  • Click New to create your new transport rule.


  • Emails from an external source should now have a new tag in the subject line.


Fix for “The Change Password Operation Failed” Error on XenApp 6.5

After running February 2016’s batch of Microsoft security updates, we started receiving calls from end users about errors when attempting to update their passwords through the Citrix web interface.

xenapppass01While the error indicates the password change failed, it does in fact work, and users can log out and log back in with the new password.

Thankfully it didn’t take long for some savvy Citrix support forums users to pinpoint the issue to a recent patch Microsoft released which changes the api behavior for NetUserChangePassword.

Uninstalling patches KB3126587 or KB3126593 from your Citrix XML brokers will resolve the issue, but on March 8th 2016, Microsoft released a security update which addresses the problem.

Simply install the new patch on your XML brokers –which does require a reboot!– and you should be good to go.

See Citrix’s updated support article below, along with Microsoft’s patch information.


Windows 10 WMI Filter for Group Policy

Windows 10 devices have started to trickle into our production environment and I needed a quick way to apply Windows 10 specific policies to these computers.

By creating a WMI filter that looks for the Windows 10 version number and then linking that query to our Windows 10 group policies, we can ensure that only Windows 10 PCs will get the policies we want.

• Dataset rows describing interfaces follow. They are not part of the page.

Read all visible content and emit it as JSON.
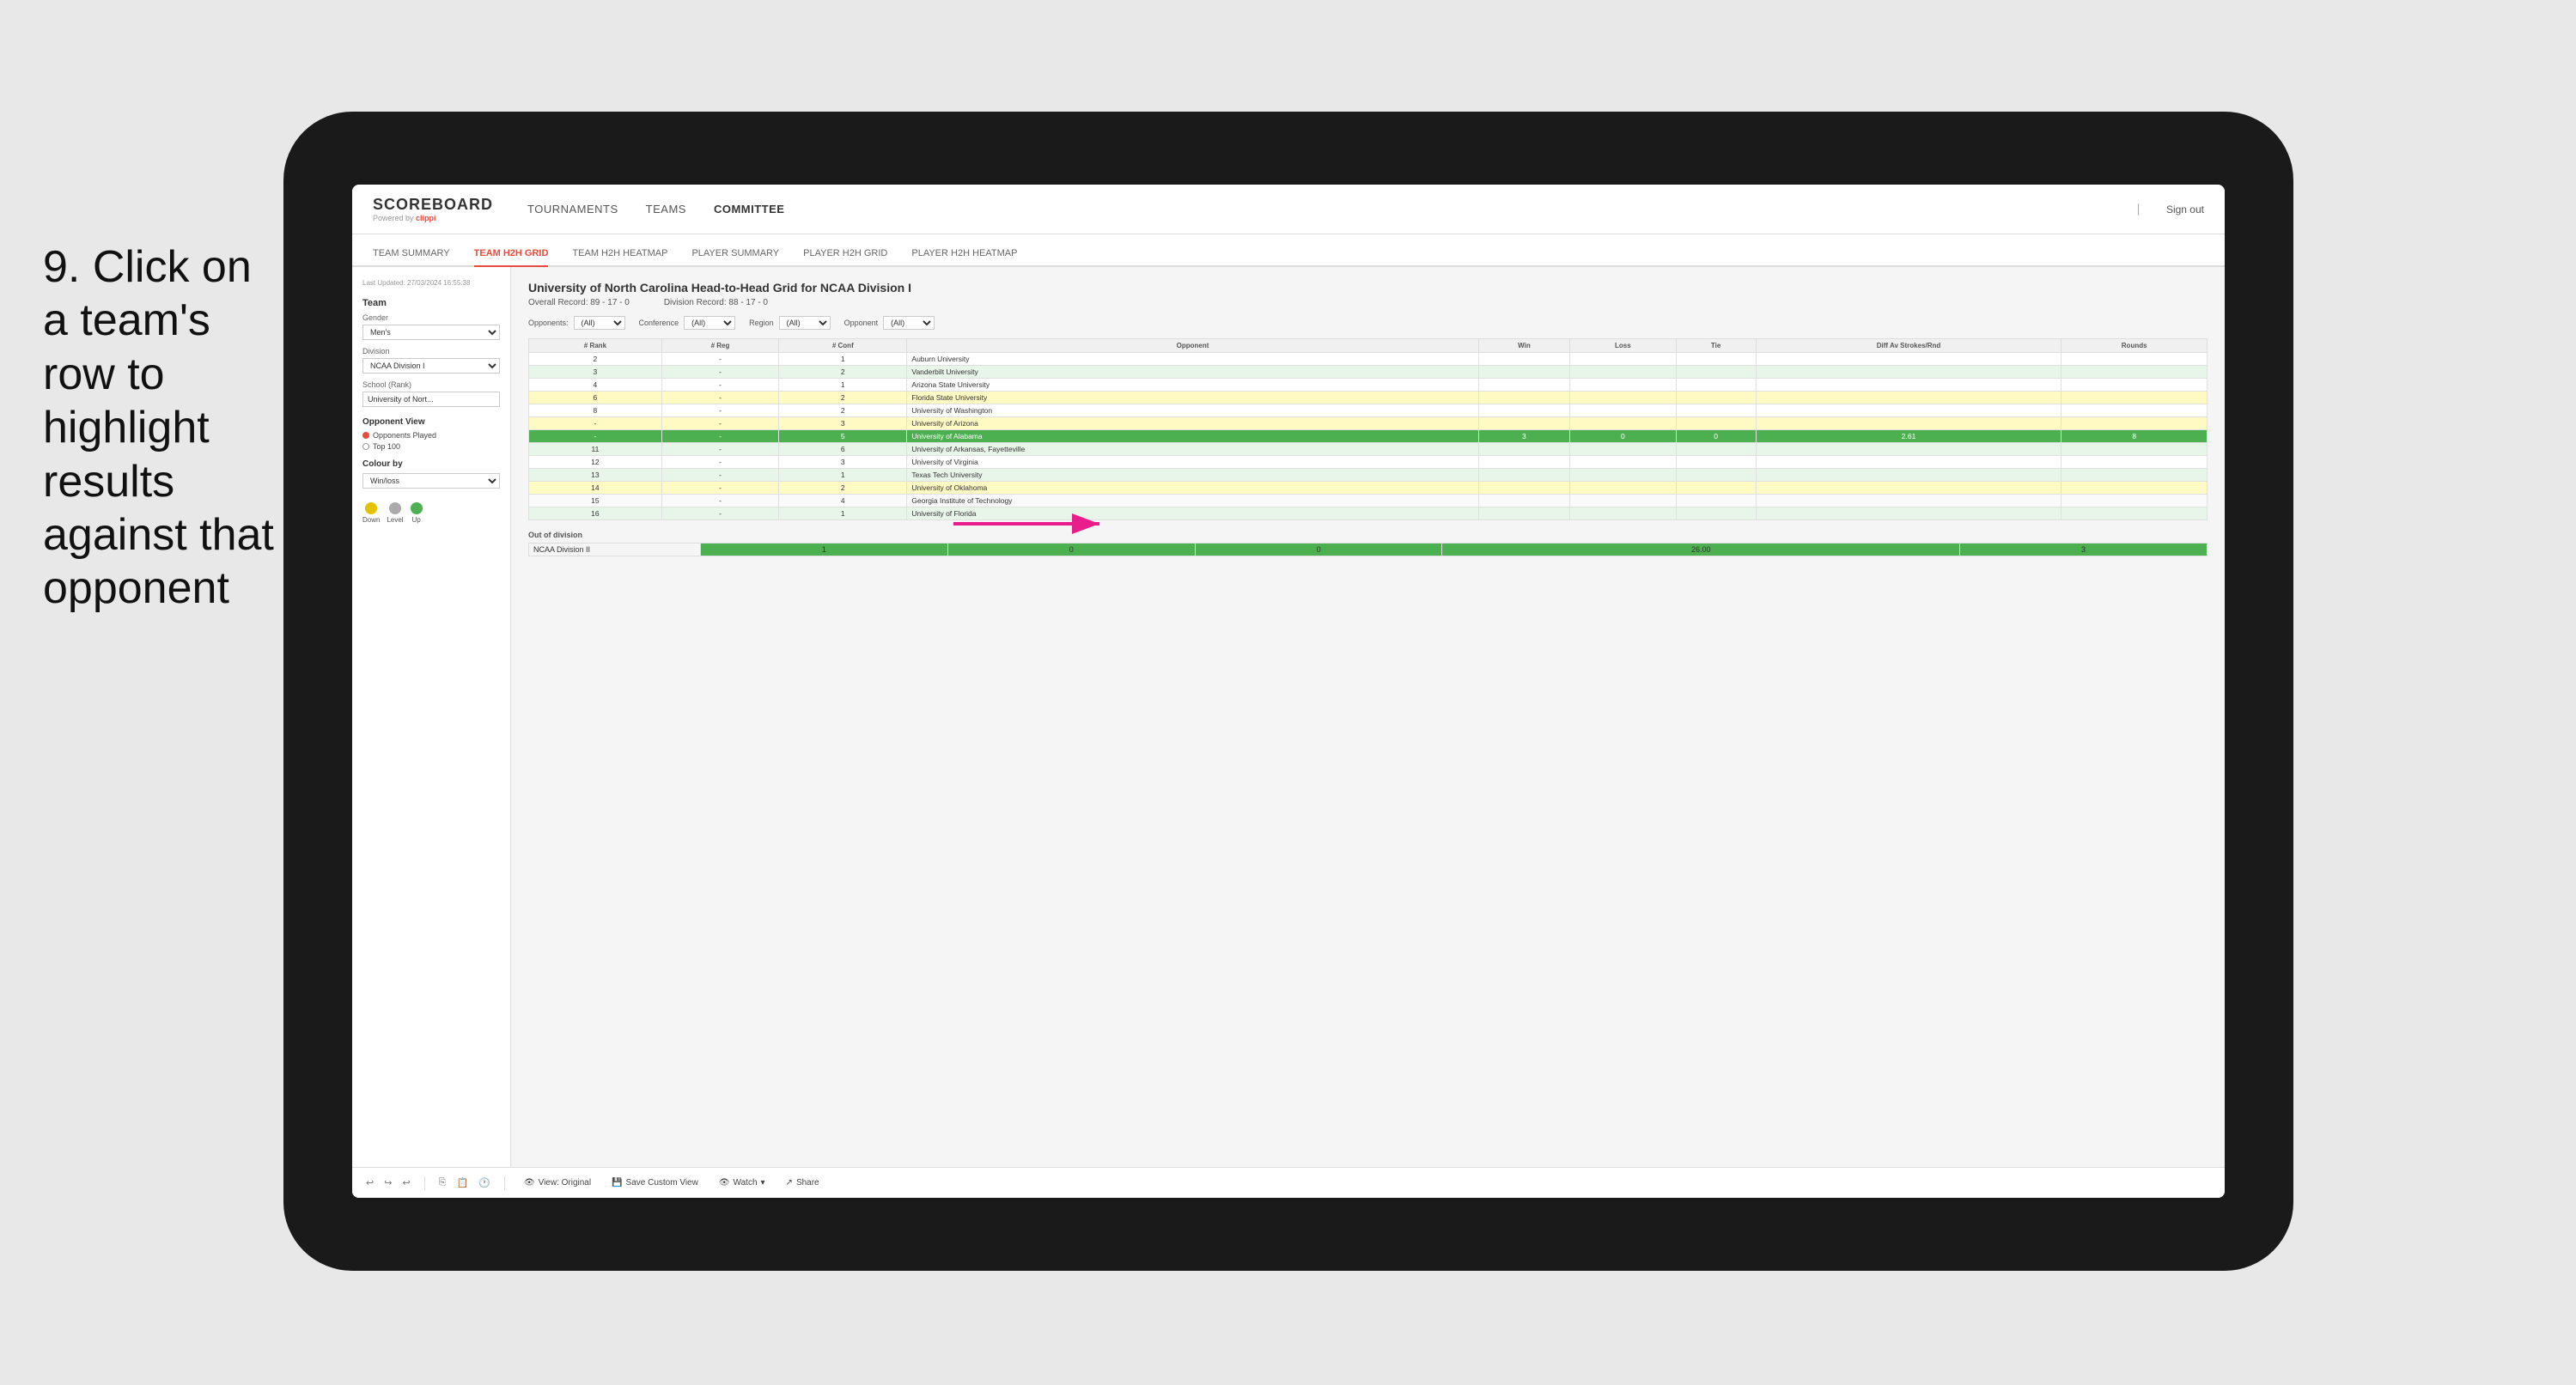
{
  "instruction": {
    "text": "9. Click on a team's row to highlight results against that opponent"
  },
  "tablet": {
    "nav": {
      "logo": "SCOREBOARD",
      "powered_by": "Powered by",
      "brand": "clippi",
      "links": [
        "TOURNAMENTS",
        "TEAMS",
        "COMMITTEE"
      ],
      "sign_out": "Sign out"
    },
    "sub_nav": {
      "links": [
        "TEAM SUMMARY",
        "TEAM H2H GRID",
        "TEAM H2H HEATMAP",
        "PLAYER SUMMARY",
        "PLAYER H2H GRID",
        "PLAYER H2H HEATMAP"
      ],
      "active": "TEAM H2H GRID"
    },
    "left_panel": {
      "last_updated": "Last Updated: 27/03/2024\n16:55:38",
      "team_label": "Team",
      "gender_label": "Gender",
      "gender_value": "Men's",
      "division_label": "Division",
      "division_value": "NCAA Division I",
      "school_rank_label": "School (Rank)",
      "school_rank_value": "University of Nort...",
      "opponent_view_label": "Opponent View",
      "opponents_played": "Opponents Played",
      "top100": "Top 100",
      "colour_by": "Colour by",
      "colour_by_value": "Win/loss",
      "legend": [
        {
          "label": "Down",
          "color": "#e5c100"
        },
        {
          "label": "Level",
          "color": "#aaa"
        },
        {
          "label": "Up",
          "color": "#4CAF50"
        }
      ]
    },
    "grid": {
      "title": "University of North Carolina Head-to-Head Grid for NCAA Division I",
      "overall_record": "Overall Record: 89 - 17 - 0",
      "division_record": "Division Record: 88 - 17 - 0",
      "filters": {
        "opponents_label": "Opponents:",
        "opponents_value": "(All)",
        "conference_label": "Conference",
        "conference_value": "(All)",
        "region_label": "Region",
        "region_value": "(All)",
        "opponent_label": "Opponent",
        "opponent_value": "(All)"
      },
      "columns": [
        "# Rank",
        "# Reg",
        "# Conf",
        "Opponent",
        "Win",
        "Loss",
        "Tie",
        "Diff Av Strokes/Rnd",
        "Rounds"
      ],
      "rows": [
        {
          "rank": "2",
          "reg": "-",
          "conf": "1",
          "opponent": "Auburn University",
          "win": "",
          "loss": "",
          "tie": "",
          "diff": "",
          "rounds": "",
          "style": "normal"
        },
        {
          "rank": "3",
          "reg": "-",
          "conf": "2",
          "opponent": "Vanderbilt University",
          "win": "",
          "loss": "",
          "tie": "",
          "diff": "",
          "rounds": "",
          "style": "light-green"
        },
        {
          "rank": "4",
          "reg": "-",
          "conf": "1",
          "opponent": "Arizona State University",
          "win": "",
          "loss": "",
          "tie": "",
          "diff": "",
          "rounds": "",
          "style": "normal"
        },
        {
          "rank": "6",
          "reg": "-",
          "conf": "2",
          "opponent": "Florida State University",
          "win": "",
          "loss": "",
          "tie": "",
          "diff": "",
          "rounds": "",
          "style": "yellow"
        },
        {
          "rank": "8",
          "reg": "-",
          "conf": "2",
          "opponent": "University of Washington",
          "win": "",
          "loss": "",
          "tie": "",
          "diff": "",
          "rounds": "",
          "style": "normal"
        },
        {
          "rank": "-",
          "reg": "-",
          "conf": "3",
          "opponent": "University of Arizona",
          "win": "",
          "loss": "",
          "tie": "",
          "diff": "",
          "rounds": "",
          "style": "yellow"
        },
        {
          "rank": "-",
          "reg": "-",
          "conf": "5",
          "opponent": "University of Alabama",
          "win": "3",
          "loss": "0",
          "tie": "0",
          "diff": "2.61",
          "rounds": "8",
          "style": "highlighted"
        },
        {
          "rank": "11",
          "reg": "-",
          "conf": "6",
          "opponent": "University of Arkansas, Fayetteville",
          "win": "",
          "loss": "",
          "tie": "",
          "diff": "",
          "rounds": "",
          "style": "light-green"
        },
        {
          "rank": "12",
          "reg": "-",
          "conf": "3",
          "opponent": "University of Virginia",
          "win": "",
          "loss": "",
          "tie": "",
          "diff": "",
          "rounds": "",
          "style": "normal"
        },
        {
          "rank": "13",
          "reg": "-",
          "conf": "1",
          "opponent": "Texas Tech University",
          "win": "",
          "loss": "",
          "tie": "",
          "diff": "",
          "rounds": "",
          "style": "light-green"
        },
        {
          "rank": "14",
          "reg": "-",
          "conf": "2",
          "opponent": "University of Oklahoma",
          "win": "",
          "loss": "",
          "tie": "",
          "diff": "",
          "rounds": "",
          "style": "yellow"
        },
        {
          "rank": "15",
          "reg": "-",
          "conf": "4",
          "opponent": "Georgia Institute of Technology",
          "win": "",
          "loss": "",
          "tie": "",
          "diff": "",
          "rounds": "",
          "style": "normal"
        },
        {
          "rank": "16",
          "reg": "-",
          "conf": "1",
          "opponent": "University of Florida",
          "win": "",
          "loss": "",
          "tie": "",
          "diff": "",
          "rounds": "",
          "style": "light-green"
        }
      ],
      "out_of_division_label": "Out of division",
      "out_of_division_row": {
        "label": "NCAA Division II",
        "win": "1",
        "loss": "0",
        "tie": "0",
        "diff": "26.00",
        "rounds": "3"
      }
    },
    "toolbar": {
      "view_original": "View: Original",
      "save_custom_view": "Save Custom View",
      "watch": "Watch",
      "share": "Share"
    }
  }
}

First we use the command line utility ‘wmic‘ to find out what version of Windows wmi is reporting. (Make note of the version number, quite a jump from previous versions of windows; Windows 7 used 6.1, Windows 8 used 6.2, and Windows 8.1 used 6.3)

  • wmic os get buildnumber,caption,version


  • Open Group Policy Management and expand Domains -> your Domain -> WMI Filters
  • Right click WMI Filters and select New
  • Enter a name for the filter, I went with the descriptive “Windows 10,” and then click Add
  • Namespace should say root\CIMv2 and under query we’ll enter the following select * from Win32_OperatingSystem where Version like "10.%" and ProductType="1"


  • Click OK and then Save
  • Now find the policy that you want to apply the filter to and look for the section at the bottom that says WMI Filtering
  • Click the drop down box and select your new Windows 10 WMI Filter



You can validate that the WMI filter worked correctly by running a group policy results report on a Windows 10 PC that would receive the policy.

Look at the details tab of the report and then under WMI Filters